• [Work task] Copy all lines in the data that contain the string "icon".

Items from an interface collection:
*** Begin section ***
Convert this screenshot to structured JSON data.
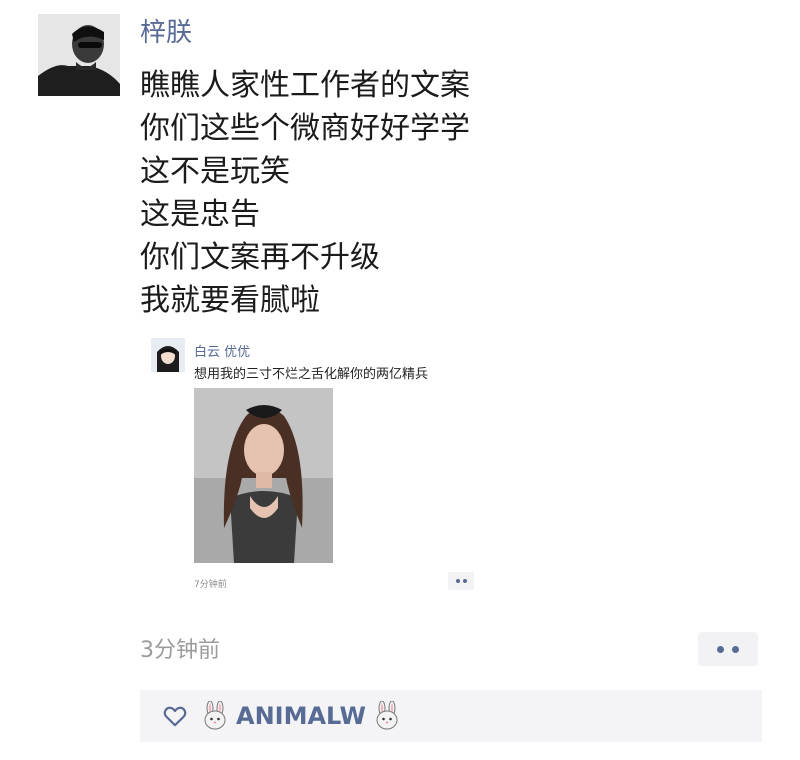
{
  "post": {
    "author": "梓朕",
    "lines": [
      "瞧瞧人家性工作者的文案",
      "你们这些个微商好好学学",
      "这不是玩笑",
      "这是忠告",
      "你们文案再不升级",
      "我就要看腻啦"
    ],
    "timestamp": "3分钟前",
    "more_icon": "more-dots-icon"
  },
  "embedded_post": {
    "author": "白云 优优",
    "text": "想用我的三寸不烂之舌化解你的两亿精兵",
    "timestamp": "7分钟前"
  },
  "likes": {
    "icon": "heart-icon",
    "liker_name": "ANIMALW",
    "emoji_icon": "rabbit-icon"
  },
  "colors": {
    "link_blue": "#576b95",
    "bar_bg": "#f4f4f6"
  }
}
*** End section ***
• [Solution]
    "more_icon": "more-dots-icon"
    "icon": "heart-icon",
    "emoji_icon": "rabbit-icon"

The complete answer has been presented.